Please copy out each line of the entries in which "sonic" appears.

══ Provided records ══

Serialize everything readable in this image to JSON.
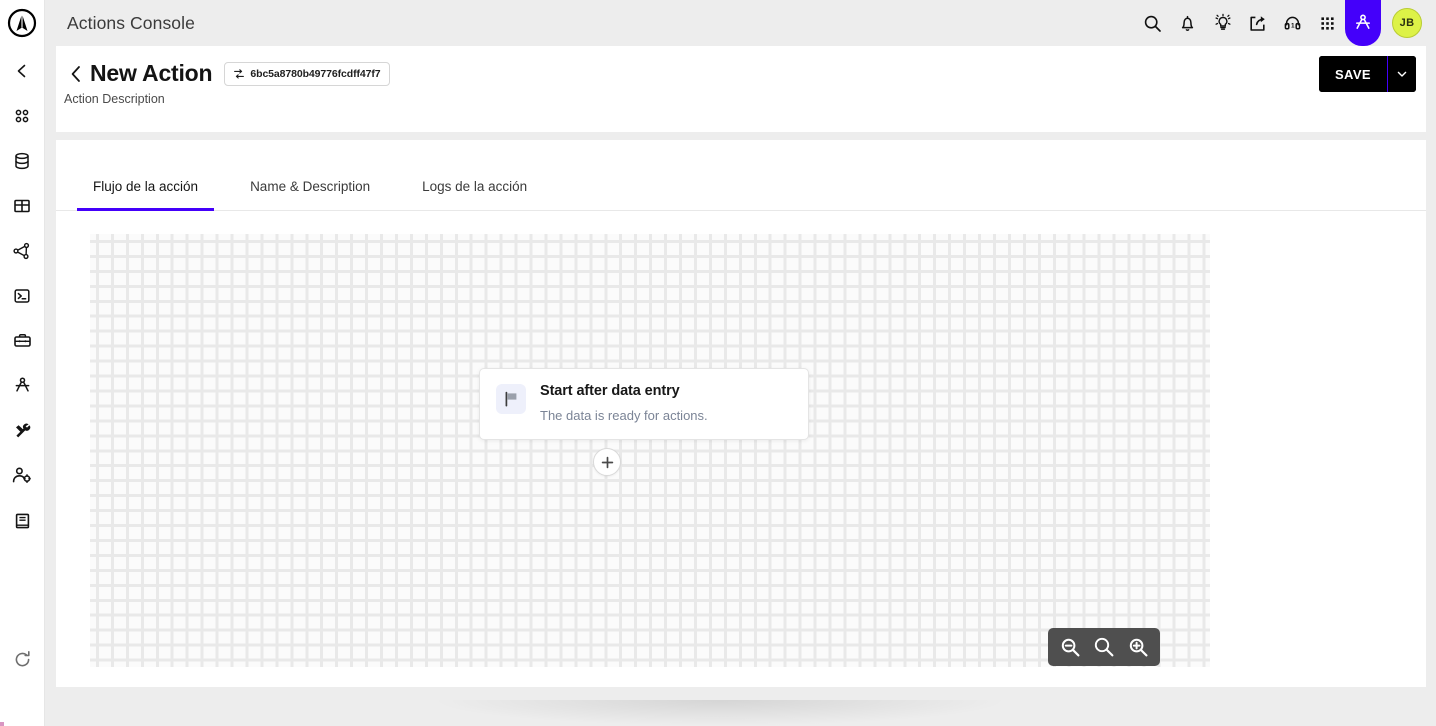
{
  "app": {
    "logo_icon": "circle-a-logo-icon",
    "top_bar_title": "Actions Console"
  },
  "top_bar": {
    "actions": [
      {
        "name": "search-icon",
        "label": "Search"
      },
      {
        "name": "notifications-bell-icon",
        "label": "Notifications"
      },
      {
        "name": "ideas-lightbulb-icon",
        "label": "Ideas"
      },
      {
        "name": "share-export-icon",
        "label": "Share"
      },
      {
        "name": "support-headset-icon",
        "label": "Support"
      },
      {
        "name": "apps-grid-icon",
        "label": "Apps"
      },
      {
        "name": "compass-divider-icon",
        "label": "Actions",
        "active": true
      }
    ],
    "avatar_initials": "JB",
    "avatar_color": "#ddf247"
  },
  "sidebar": {
    "items": [
      {
        "name": "collapse-chevron-icon",
        "label": "Collapse"
      },
      {
        "name": "dots-grid-icon",
        "label": "Dashboard"
      },
      {
        "name": "database-icon",
        "label": "Data"
      },
      {
        "name": "table-icon",
        "label": "Tables"
      },
      {
        "name": "graph-nodes-icon",
        "label": "Flows"
      },
      {
        "name": "terminal-icon",
        "label": "Console"
      },
      {
        "name": "toolbox-icon",
        "label": "Toolbox"
      },
      {
        "name": "compass-divider-icon",
        "label": "Actions"
      },
      {
        "name": "tools-wrench-screwdriver-icon",
        "label": "Settings"
      },
      {
        "name": "user-settings-icon",
        "label": "Users"
      },
      {
        "name": "book-icon",
        "label": "Docs"
      },
      {
        "name": "refresh-icon",
        "label": "Refresh"
      }
    ]
  },
  "header": {
    "back_label": "Back",
    "title": "New Action",
    "id_badge": {
      "icon": "transfer-copy-icon",
      "value": "6bc5a8780b49776fcdff47f7"
    },
    "description": "Action Description",
    "save_label": "SAVE",
    "save_caret_icon": "chevron-down-icon",
    "accent_color": "#4400fa"
  },
  "tabs": [
    {
      "label": "Flujo de la acción",
      "active": true
    },
    {
      "label": "Name & Description",
      "active": false
    },
    {
      "label": "Logs de la acción",
      "active": false
    }
  ],
  "canvas": {
    "start_node": {
      "icon": "flag-icon",
      "title": "Start after data entry",
      "subtitle": "The data is ready for actions."
    },
    "add_step_icon": "plus-icon",
    "zoom_controls": [
      {
        "name": "zoom-out-icon",
        "label": "Zoom out"
      },
      {
        "name": "zoom-reset-icon",
        "label": "Reset zoom"
      },
      {
        "name": "zoom-in-icon",
        "label": "Zoom in"
      }
    ]
  }
}
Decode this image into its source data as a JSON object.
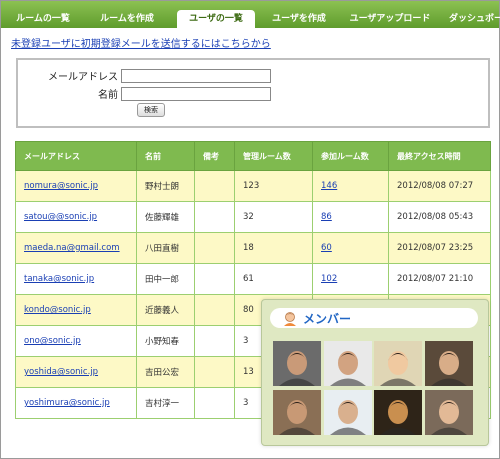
{
  "tabs": [
    {
      "label": "ルームの一覧"
    },
    {
      "label": "ルームを作成"
    },
    {
      "label": "ユーザの一覧"
    },
    {
      "label": "ユーザを作成"
    },
    {
      "label": "ユーザアップロード"
    },
    {
      "label": "ダッシュボー"
    }
  ],
  "top_link": "未登録ユーザに初期登録メールを送信するにはこちらから",
  "search": {
    "email_label": "メールアドレス",
    "name_label": "名前",
    "email_value": "",
    "name_value": "",
    "button": "検索"
  },
  "table": {
    "headers": [
      "メールアドレス",
      "名前",
      "備考",
      "管理ルーム数",
      "参加ルーム数",
      "最終アクセス時間"
    ],
    "rows": [
      {
        "email": "nomura@sonic.jp",
        "name": "野村士朗",
        "note": "",
        "managed": "123",
        "joined": "146",
        "last": "2012/08/08 07:27"
      },
      {
        "email": "satou@@sonic.jp",
        "name": "佐藤輝雄",
        "note": "",
        "managed": "32",
        "joined": "86",
        "last": "2012/08/08 05:43"
      },
      {
        "email": "maeda.na@gmail.com",
        "name": "八田直樹",
        "note": "",
        "managed": "18",
        "joined": "60",
        "last": "2012/08/07 23:25"
      },
      {
        "email": "tanaka@sonic.jp",
        "name": "田中一郎",
        "note": "",
        "managed": "61",
        "joined": "102",
        "last": "2012/08/07 21:10"
      },
      {
        "email": "kondo@sonic.jp",
        "name": "近藤義人",
        "note": "",
        "managed": "80",
        "joined": "",
        "last": ""
      },
      {
        "email": "ono@sonic.jp",
        "name": "小野知春",
        "note": "",
        "managed": "3",
        "joined": "",
        "last": ""
      },
      {
        "email": "yoshida@sonic.jp",
        "name": "吉田公宏",
        "note": "",
        "managed": "13",
        "joined": "",
        "last": ""
      },
      {
        "email": "yoshimura@sonic.jp",
        "name": "吉村淳一",
        "note": "",
        "managed": "3",
        "joined": "",
        "last": ""
      }
    ]
  },
  "member_panel": {
    "title": "メンバー",
    "photos": [
      {
        "bg": "#6b6b6b",
        "face": "#c99a78"
      },
      {
        "bg": "#e9e9e9",
        "face": "#d2a381"
      },
      {
        "bg": "#e0d6b5",
        "face": "#f0c9a0"
      },
      {
        "bg": "#5a4a3a",
        "face": "#d8ad88"
      },
      {
        "bg": "#8a6f55",
        "face": "#c89975"
      },
      {
        "bg": "#e8eef2",
        "face": "#d9b08e"
      },
      {
        "bg": "#2e2418",
        "face": "#c98f4f"
      },
      {
        "bg": "#7b6a5a",
        "face": "#e2b996"
      }
    ]
  },
  "colors": {
    "accent": "#7fba4f",
    "link": "#1a3fb4",
    "highlight_row": "#fdf9c6"
  }
}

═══

> [Solution to this task]
        "email": "nomura@sonic.jp",
        "email": "satou@@sonic.jp",
        "email": "tanaka@sonic.jp",
        "email": "kondo@sonic.jp",
        "email": "ono@sonic.jp",
        "email": "yoshida@sonic.jp",
        "email": "yoshimura@sonic.jp",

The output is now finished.